Input data: Begin

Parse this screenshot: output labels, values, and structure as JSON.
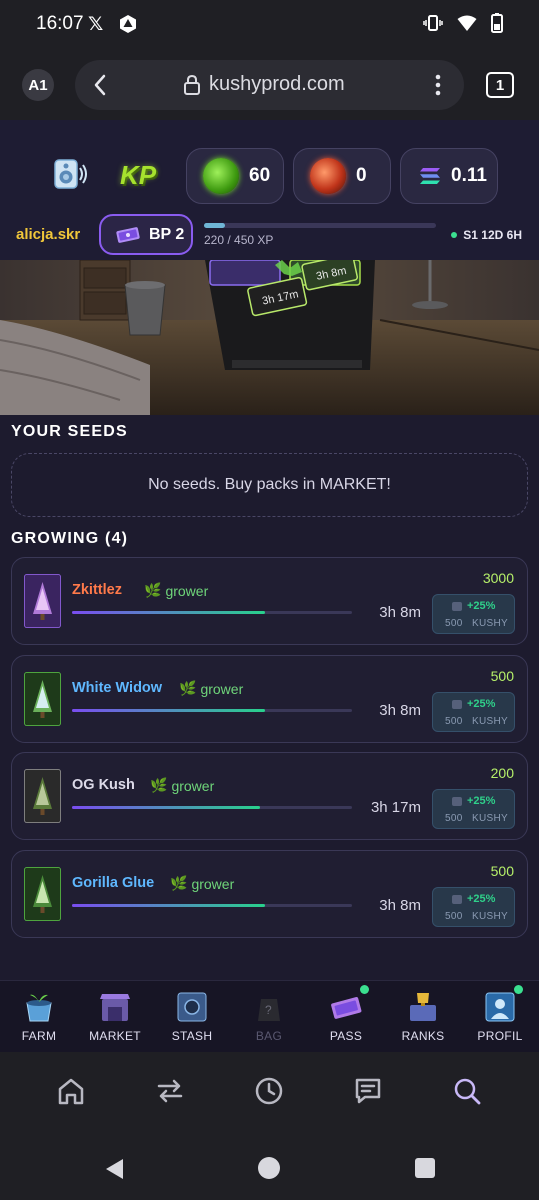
{
  "status_bar": {
    "time": "16:07",
    "x_icon": "x-icon"
  },
  "browser": {
    "profile": "A1",
    "url": "kushyprod.com",
    "tab_count": "1"
  },
  "header": {
    "logo_text": "KP",
    "currencies": [
      {
        "icon": "kp-green-coin",
        "value": "60"
      },
      {
        "icon": "kp-red-coin",
        "value": "0"
      },
      {
        "icon": "solana-icon",
        "value": "0.11"
      }
    ],
    "username": "alicja.skr",
    "bp_label": "BP 2",
    "xp_text": "220 / 450 XP",
    "xp_progress": 0.0888,
    "season": "S1 12D 6H"
  },
  "banner": {
    "tile_1": "3h 17m",
    "tile_2": "3h 8m"
  },
  "seeds": {
    "title": "YOUR SEEDS",
    "empty_message": "No seeds. Buy packs in MARKET!"
  },
  "growing": {
    "title": "GROWING (4)",
    "items": [
      {
        "name": "Zkittlez",
        "name_color": "#ff7a4a",
        "role": "grower",
        "time": "3h 8m",
        "reward": "3000",
        "boost_pct": "+25%",
        "boost_amount": "500",
        "boost_unit": "KUSHY",
        "progress": 0.69
      },
      {
        "name": "White Widow",
        "name_color": "#5fb8ff",
        "role": "grower",
        "time": "3h 8m",
        "reward": "500",
        "boost_pct": "+25%",
        "boost_amount": "500",
        "boost_unit": "KUSHY",
        "progress": 0.69
      },
      {
        "name": "OG Kush",
        "name_color": "#dcdae8",
        "role": "grower",
        "time": "3h 17m",
        "reward": "200",
        "boost_pct": "+25%",
        "boost_amount": "500",
        "boost_unit": "KUSHY",
        "progress": 0.67
      },
      {
        "name": "Gorilla Glue",
        "name_color": "#5fb8ff",
        "role": "grower",
        "time": "3h 8m",
        "reward": "500",
        "boost_pct": "+25%",
        "boost_amount": "500",
        "boost_unit": "KUSHY",
        "progress": 0.69
      }
    ]
  },
  "nav": {
    "items": [
      {
        "label": "FARM",
        "icon": "farm-icon",
        "active": true
      },
      {
        "label": "MARKET",
        "icon": "market-icon"
      },
      {
        "label": "STASH",
        "icon": "stash-icon"
      },
      {
        "label": "BAG",
        "icon": "bag-icon",
        "disabled": true
      },
      {
        "label": "PASS",
        "icon": "pass-icon",
        "notification": true
      },
      {
        "label": "RANKS",
        "icon": "ranks-icon"
      },
      {
        "label": "PROFIL",
        "icon": "profile-icon",
        "notification": true
      }
    ]
  },
  "colors": {
    "accent": "#8a5cf0",
    "reward": "#b6f06a",
    "boost": "#2fd08a",
    "username": "#f0c63a"
  }
}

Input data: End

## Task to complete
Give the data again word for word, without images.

## Result of this task
Parse this screenshot: output labels, values, and structure as JSON.
{
  "status_bar": {
    "time": "16:07",
    "x_icon": "x-icon"
  },
  "browser": {
    "profile": "A1",
    "url": "kushyprod.com",
    "tab_count": "1"
  },
  "header": {
    "logo_text": "KP",
    "currencies": [
      {
        "icon": "kp-green-coin",
        "value": "60"
      },
      {
        "icon": "kp-red-coin",
        "value": "0"
      },
      {
        "icon": "solana-icon",
        "value": "0.11"
      }
    ],
    "username": "alicja.skr",
    "bp_label": "BP 2",
    "xp_text": "220 / 450 XP",
    "xp_progress": 0.0888,
    "season": "S1 12D 6H"
  },
  "banner": {
    "tile_1": "3h 17m",
    "tile_2": "3h 8m"
  },
  "seeds": {
    "title": "YOUR SEEDS",
    "empty_message": "No seeds. Buy packs in MARKET!"
  },
  "growing": {
    "title": "GROWING (4)",
    "items": [
      {
        "name": "Zkittlez",
        "name_color": "#ff7a4a",
        "role": "grower",
        "time": "3h 8m",
        "reward": "3000",
        "boost_pct": "+25%",
        "boost_amount": "500",
        "boost_unit": "KUSHY",
        "progress": 0.69
      },
      {
        "name": "White Widow",
        "name_color": "#5fb8ff",
        "role": "grower",
        "time": "3h 8m",
        "reward": "500",
        "boost_pct": "+25%",
        "boost_amount": "500",
        "boost_unit": "KUSHY",
        "progress": 0.69
      },
      {
        "name": "OG Kush",
        "name_color": "#dcdae8",
        "role": "grower",
        "time": "3h 17m",
        "reward": "200",
        "boost_pct": "+25%",
        "boost_amount": "500",
        "boost_unit": "KUSHY",
        "progress": 0.67
      },
      {
        "name": "Gorilla Glue",
        "name_color": "#5fb8ff",
        "role": "grower",
        "time": "3h 8m",
        "reward": "500",
        "boost_pct": "+25%",
        "boost_amount": "500",
        "boost_unit": "KUSHY",
        "progress": 0.69
      }
    ]
  },
  "nav": {
    "items": [
      {
        "label": "FARM",
        "icon": "farm-icon",
        "active": true
      },
      {
        "label": "MARKET",
        "icon": "market-icon"
      },
      {
        "label": "STASH",
        "icon": "stash-icon"
      },
      {
        "label": "BAG",
        "icon": "bag-icon",
        "disabled": true
      },
      {
        "label": "PASS",
        "icon": "pass-icon",
        "notification": true
      },
      {
        "label": "RANKS",
        "icon": "ranks-icon"
      },
      {
        "label": "PROFIL",
        "icon": "profile-icon",
        "notification": true
      }
    ]
  },
  "colors": {
    "accent": "#8a5cf0",
    "reward": "#b6f06a",
    "boost": "#2fd08a",
    "username": "#f0c63a"
  }
}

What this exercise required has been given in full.